Santrich was born in 1966 in Toluviejo, a town in the Caribbean Sucre province.
At age 16 he entered the Atlantico University in Barranquilla to study law. He graduated and continued studying Social Sciences, Education and History. While in university, Santrich joined the Communist Youth movement.
After leaving university, Santrich briefly became the ombudsman of the Coloso municipality.
He joined the FARC in 1988 amid a far-right extermination campaign of members of the leftist Patriotic Union party that cost the lives of thousands of activists and political leaders.
Santrich became one of the ideologues of the FARC’s 19th Front, which was active in the Caribbean region, and became a leading voice with the guerrillas’ “Voice of the Resistance” radio station.
While part of the Caribbean Bloc, the guerrilla leader became the right-hand man of Bloc commander “Ivan Marquez,” another former politician who took up arms in the 1980s.
Over the years, Santrich’ vision worsened because of a genetic illness. Over the past few years he has been wearing sunglasses and has said to be almost blind.
Santrich was one of the first members of the FARC’s peace delegation and was present at the formal beginning of talks in Norway in 2012.
After the talks ended and a peace deal was agreed with the administration of President Juan Manuel Santos, the former guerrilla leader took part in the three-party verification commission.
Santrich was the FARC’s delegate in this commission and in charge of monitoring alleged violations of the 2016 peace deal with the government and the United Nations.

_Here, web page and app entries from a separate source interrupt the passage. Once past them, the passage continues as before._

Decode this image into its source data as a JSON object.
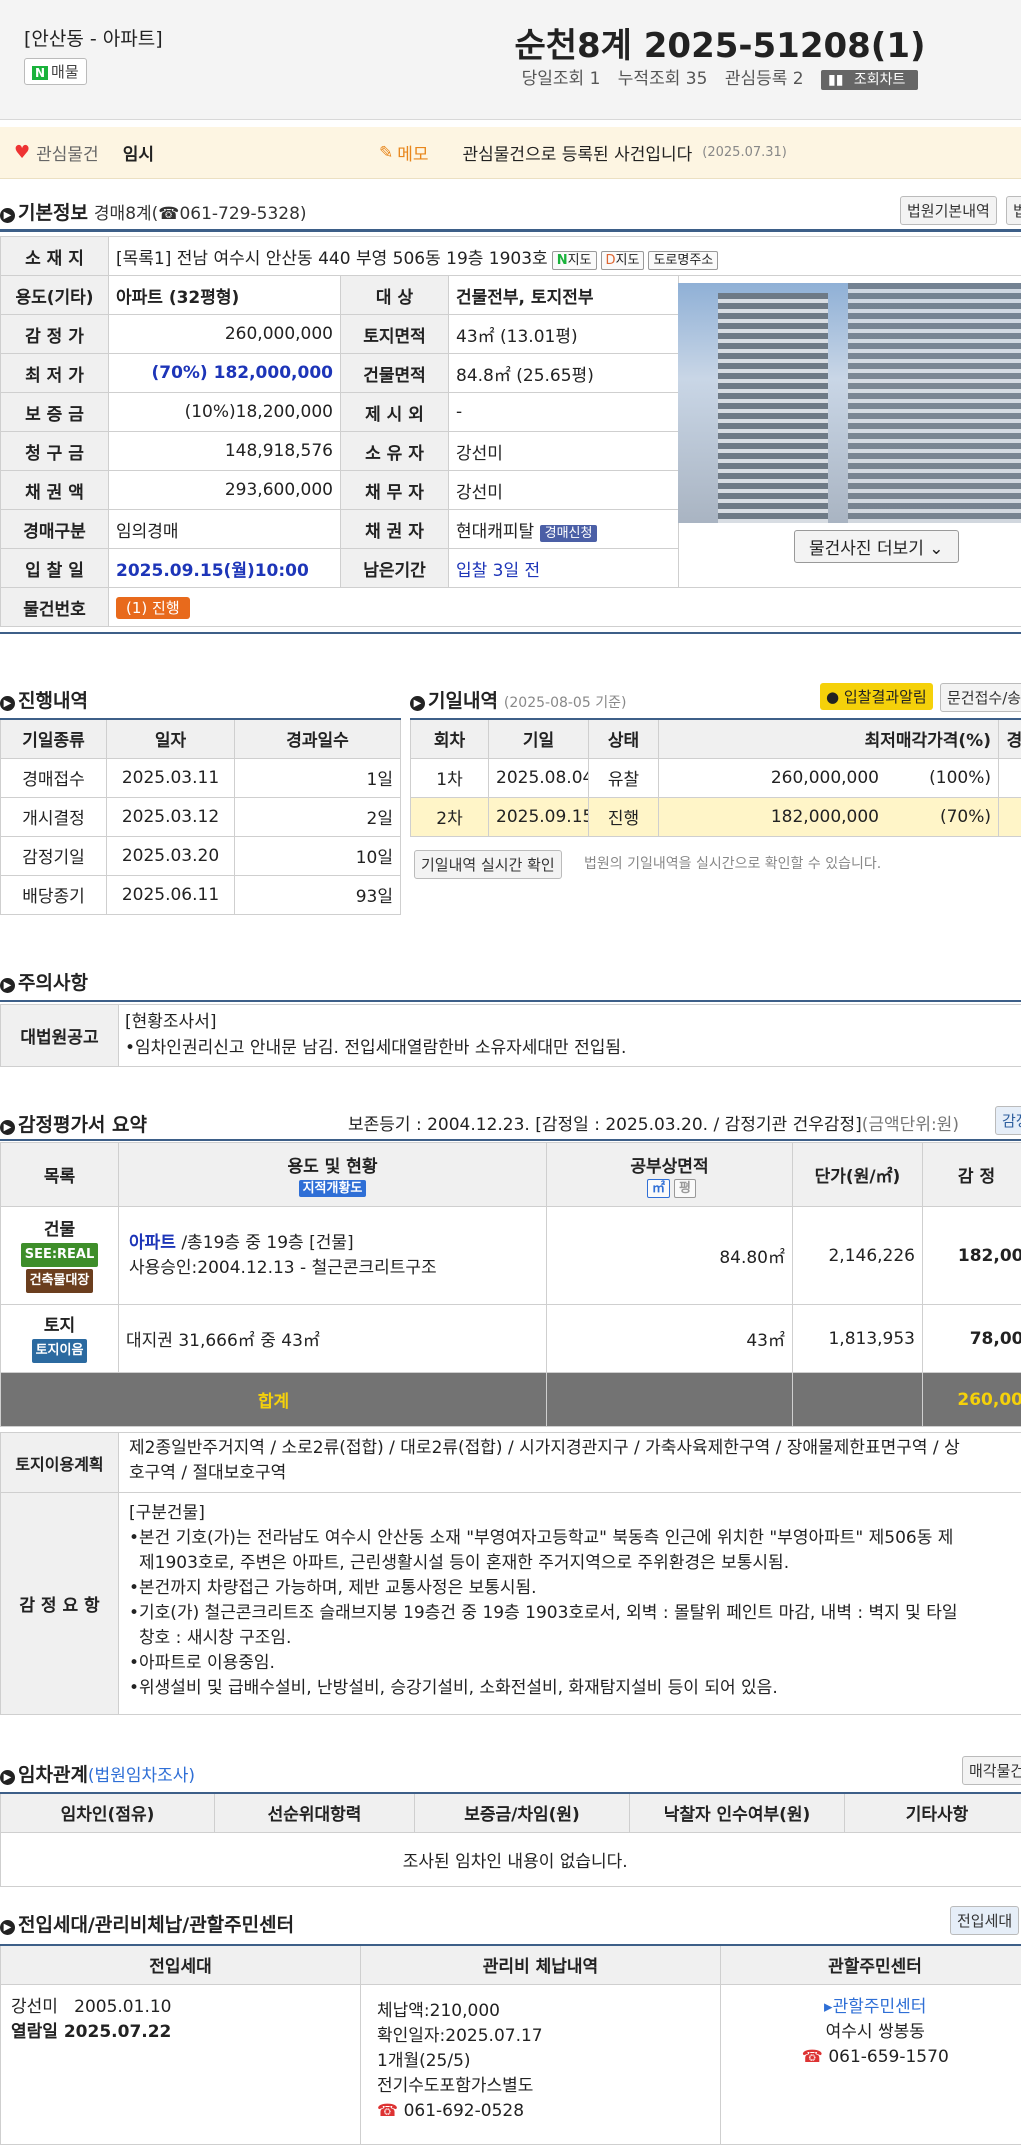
{
  "header": {
    "location": "[안산동 - 아파트]",
    "n_label": "N",
    "n_btn": "매물",
    "title": "순천8계 2025-51208(1)",
    "today": "당일조회 1",
    "total": "누적조회 35",
    "interest": "관심등록 2",
    "chart_btn": "조회차트"
  },
  "interest_bar": {
    "label": "관심물건",
    "value": "임시",
    "memo": "메모",
    "memo_text": "관심물건으로 등록된 사건입니다",
    "memo_date": "(2025.07.31)"
  },
  "basic": {
    "title": "기본정보",
    "sub": "경매8계(☎061-729-5328)",
    "btn1": "법원기본내역",
    "btn2": "법",
    "addr_label": "소 재 지",
    "addr": "[목록1] 전남 여수시 안산동 440 부영 506동 19층 1903호",
    "map1": "지도",
    "map2": "지도",
    "road": "도로명주소",
    "use_label": "용도(기타)",
    "use": "아파트 (32평형)",
    "target_label": "대 상",
    "target": "건물전부, 토지전부",
    "appr_label": "감 정 가",
    "appr": "260,000,000",
    "land_label": "토지면적",
    "land": "43㎡ (13.01평)",
    "min_label": "최 저 가",
    "min": "(70%) 182,000,000",
    "bldg_label": "건물면적",
    "bldg": "84.8㎡ (25.65평)",
    "dep_label": "보 증 금",
    "dep": "(10%)18,200,000",
    "excl_label": "제 시 외",
    "excl": "-",
    "claim_label": "청 구 금",
    "claim": "148,918,576",
    "owner_label": "소 유 자",
    "owner": "강선미",
    "debt_label": "채 권 액",
    "debt": "293,600,000",
    "debtor_label": "채 무 자",
    "debtor": "강선미",
    "type_label": "경매구분",
    "type": "임의경매",
    "creditor_label": "채 권 자",
    "creditor": "현대캐피탈",
    "creditor_badge": "경매신청",
    "bid_label": "입 찰 일",
    "bid": "2025.09.15(월)10:00",
    "remain_label": "남은기간",
    "remain": "입찰 3일 전",
    "no_label": "물건번호",
    "no": "(1) 진행",
    "photo_btn": "물건사진 더보기"
  },
  "progress": {
    "title": "진행내역",
    "cols": [
      "기일종류",
      "일자",
      "경과일수"
    ],
    "rows": [
      [
        "경매접수",
        "2025.03.11",
        "1일"
      ],
      [
        "개시결정",
        "2025.03.12",
        "2일"
      ],
      [
        "감정기일",
        "2025.03.20",
        "10일"
      ],
      [
        "배당종기",
        "2025.06.11",
        "93일"
      ]
    ]
  },
  "dates": {
    "title": "기일내역",
    "sub": "(2025-08-05 기준)",
    "alarm": "입찰결과알림",
    "btn": "문건접수/송",
    "cols": [
      "회차",
      "기일",
      "상태",
      "최저매각가격(%)",
      "경"
    ],
    "rows": [
      [
        "1차",
        "2025.08.04",
        "유찰",
        "260,000,000",
        "(100%)"
      ],
      [
        "2차",
        "2025.09.15",
        "진행",
        "182,000,000",
        "(70%)"
      ]
    ],
    "check_btn": "기일내역 실시간 확인",
    "check_note": "법원의 기일내역을 실시간으로 확인할 수 있습니다."
  },
  "notice": {
    "title": "주의사항",
    "label": "대법원공고",
    "line1": "[현황조사서]",
    "line2": "•임차인권리신고 안내문 남김. 전입세대열람한바 소유자세대만 전입됨."
  },
  "appraisal": {
    "title": "감정평가서 요약",
    "info": "보존등기 : 2004.12.23. [감정일 : 2025.03.20. / 감정기관 건우감정]",
    "unit": "(금액단위:원)",
    "btn": "감정",
    "cols": [
      "목록",
      "용도 및 현황",
      "공부상면적",
      "단가(원/㎡)",
      "감 정"
    ],
    "col_badge": "지적개황도",
    "m2": "㎡",
    "py": "평",
    "r1_label": "건물",
    "r1_b1": "SEE:REAL",
    "r1_b2": "건축물대장",
    "r1_use": "아파트",
    "r1_rest": "/총19층 중 19층 [건물]",
    "r1_line2": "사용승인:2004.12.13 - 철근콘크리트구조",
    "r1_area": "84.80㎡",
    "r1_unit": "2,146,226",
    "r1_val": "182,00",
    "r2_label": "토지",
    "r2_b1": "토지이음",
    "r2_use": "대지권 31,666㎡ 중 43㎡",
    "r2_area": "43㎡",
    "r2_unit": "1,813,953",
    "r2_val": "78,00",
    "total_label": "합계",
    "total_val": "260,00",
    "plan_label": "토지이용계획",
    "plan": "제2종일반주거지역 / 소로2류(접합) / 대로2류(접합) / 시가지경관지구 / 가축사육제한구역 / 장애물제한표면구역 / 상",
    "plan2": "호구역 / 절대보호구역",
    "sum_label": "감 정 요 항",
    "sum_l0": "[구분건물]",
    "sum_l1": "•본건 기호(가)는 전라남도 여수시 안산동 소재 \"부영여자고등학교\" 북동측 인근에 위치한 \"부영아파트\" 제506동 제",
    "sum_l2": "제1903호로, 주변은 아파트, 근린생활시설 등이 혼재한 주거지역으로 주위환경은 보통시됨.",
    "sum_l3": "•본건까지 차량접근 가능하며, 제반 교통사정은 보통시됨.",
    "sum_l4": "•기호(가) 철근콘크리트조 슬래브지붕 19층건 중 19층 1903호로서, 외벽 : 몰탈위 페인트 마감, 내벽 : 벽지 및 타일",
    "sum_l5": "창호 : 새시창 구조임.",
    "sum_l6": "•아파트로 이용중임.",
    "sum_l7": "•위생설비 및 급배수설비, 난방설비, 승강기설비, 소화전설비, 화재탐지설비 등이 되어 있음."
  },
  "lease": {
    "title": "임차관계",
    "sub": "(법원임차조사)",
    "btn": "매각물건",
    "cols": [
      "임차인(점유)",
      "선순위대항력",
      "보증금/차임(원)",
      "낙찰자 인수여부(원)",
      "기타사항"
    ],
    "empty": "조사된 임차인 내용이 없습니다."
  },
  "resident": {
    "title": "전입세대/관리비체납/관할주민센터",
    "btn": "전입세대",
    "cols": [
      "전입세대",
      "관리비 체납내역",
      "관할주민센터"
    ],
    "name": "강선미",
    "date": "2005.01.10",
    "view": "열람일 2025.07.22",
    "arrears": "체납액:210,000",
    "confirm": "확인일자:2025.07.17",
    "period": "1개월(25/5)",
    "utility": "전기수도포함가스별도",
    "phone": "061-692-0528",
    "center_link": "관할주민센터",
    "center": "여수시 쌍봉동",
    "center_phone": "061-659-1570"
  }
}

As part of the agreement, the FARC was granted 10 seats in Congress for a period of two terms. The former guerrilla leader was appointed the leader of the Marxists’ faction in the House of Representatives after the group laid down its weapons in August 2017.
Santrich was arrested in April 2018 after a surprising US extradition request on an unsubstantiated drug trafficking charge. The US Department of Justice claimed the FARC leader took part in a conspiracy to send cocaine to the United States after the peace deal.
Colombia’s war crimes tribunal ruled in May 2019 there was no evidence to extradite the FARC leader and the Supreme Court ordered Santrich’s immediate release while investigating the drug trafficking claim.